Please copy the records below word for word, leaving out the pictures.

[[ STUDY MATERIAL open ]]

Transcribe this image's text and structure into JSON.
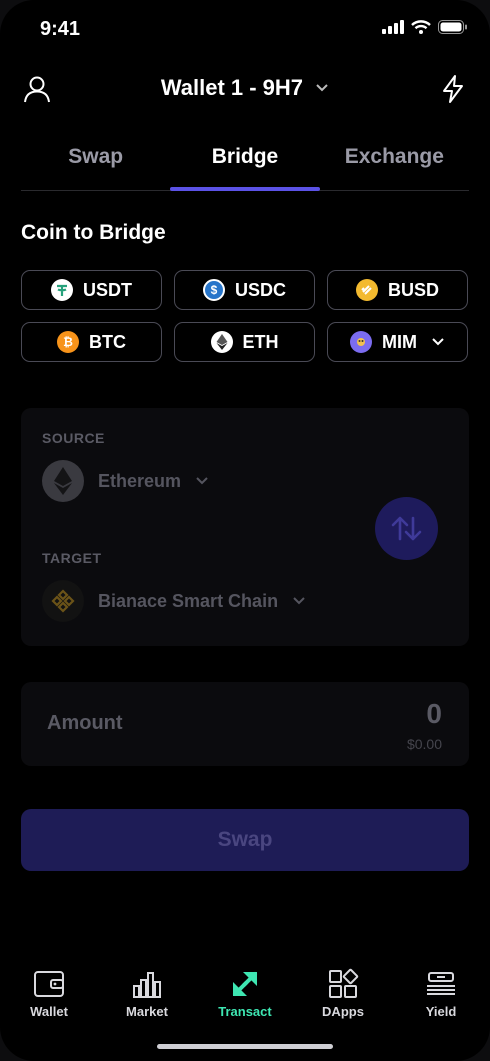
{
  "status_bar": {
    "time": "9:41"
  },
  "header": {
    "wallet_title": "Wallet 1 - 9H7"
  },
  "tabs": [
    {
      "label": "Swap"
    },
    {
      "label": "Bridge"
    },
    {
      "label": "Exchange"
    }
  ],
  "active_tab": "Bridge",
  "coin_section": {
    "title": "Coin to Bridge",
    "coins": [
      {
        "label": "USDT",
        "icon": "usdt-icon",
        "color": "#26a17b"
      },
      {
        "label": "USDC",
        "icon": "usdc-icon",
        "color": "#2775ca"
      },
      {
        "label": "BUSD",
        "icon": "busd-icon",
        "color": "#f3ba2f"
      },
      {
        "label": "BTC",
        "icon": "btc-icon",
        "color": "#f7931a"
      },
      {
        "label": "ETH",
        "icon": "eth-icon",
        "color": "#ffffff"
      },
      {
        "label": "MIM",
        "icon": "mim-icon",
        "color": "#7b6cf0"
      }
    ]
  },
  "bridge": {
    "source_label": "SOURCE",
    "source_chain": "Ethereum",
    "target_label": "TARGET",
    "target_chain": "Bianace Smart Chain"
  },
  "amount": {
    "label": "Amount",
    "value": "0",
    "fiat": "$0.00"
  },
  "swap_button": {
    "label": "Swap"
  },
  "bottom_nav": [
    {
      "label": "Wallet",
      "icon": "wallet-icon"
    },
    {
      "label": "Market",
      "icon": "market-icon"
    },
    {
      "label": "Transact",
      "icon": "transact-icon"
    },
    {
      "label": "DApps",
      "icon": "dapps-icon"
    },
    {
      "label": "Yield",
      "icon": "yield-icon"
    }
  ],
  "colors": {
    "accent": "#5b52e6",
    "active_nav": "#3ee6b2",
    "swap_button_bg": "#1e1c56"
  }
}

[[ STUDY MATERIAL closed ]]

> _EXERCISE RESULT_:
Transcribe this image's text and structure into JSON.
{
  "status_bar": {
    "time": "9:41"
  },
  "header": {
    "wallet_title": "Wallet 1 - 9H7"
  },
  "tabs": [
    {
      "label": "Swap"
    },
    {
      "label": "Bridge"
    },
    {
      "label": "Exchange"
    }
  ],
  "active_tab": "Bridge",
  "coin_section": {
    "title": "Coin to Bridge",
    "coins": [
      {
        "label": "USDT",
        "icon": "usdt-icon",
        "color": "#26a17b"
      },
      {
        "label": "USDC",
        "icon": "usdc-icon",
        "color": "#2775ca"
      },
      {
        "label": "BUSD",
        "icon": "busd-icon",
        "color": "#f3ba2f"
      },
      {
        "label": "BTC",
        "icon": "btc-icon",
        "color": "#f7931a"
      },
      {
        "label": "ETH",
        "icon": "eth-icon",
        "color": "#ffffff"
      },
      {
        "label": "MIM",
        "icon": "mim-icon",
        "color": "#7b6cf0"
      }
    ]
  },
  "bridge": {
    "source_label": "SOURCE",
    "source_chain": "Ethereum",
    "target_label": "TARGET",
    "target_chain": "Bianace Smart Chain"
  },
  "amount": {
    "label": "Amount",
    "value": "0",
    "fiat": "$0.00"
  },
  "swap_button": {
    "label": "Swap"
  },
  "bottom_nav": [
    {
      "label": "Wallet",
      "icon": "wallet-icon"
    },
    {
      "label": "Market",
      "icon": "market-icon"
    },
    {
      "label": "Transact",
      "icon": "transact-icon"
    },
    {
      "label": "DApps",
      "icon": "dapps-icon"
    },
    {
      "label": "Yield",
      "icon": "yield-icon"
    }
  ],
  "colors": {
    "accent": "#5b52e6",
    "active_nav": "#3ee6b2",
    "swap_button_bg": "#1e1c56"
  }
}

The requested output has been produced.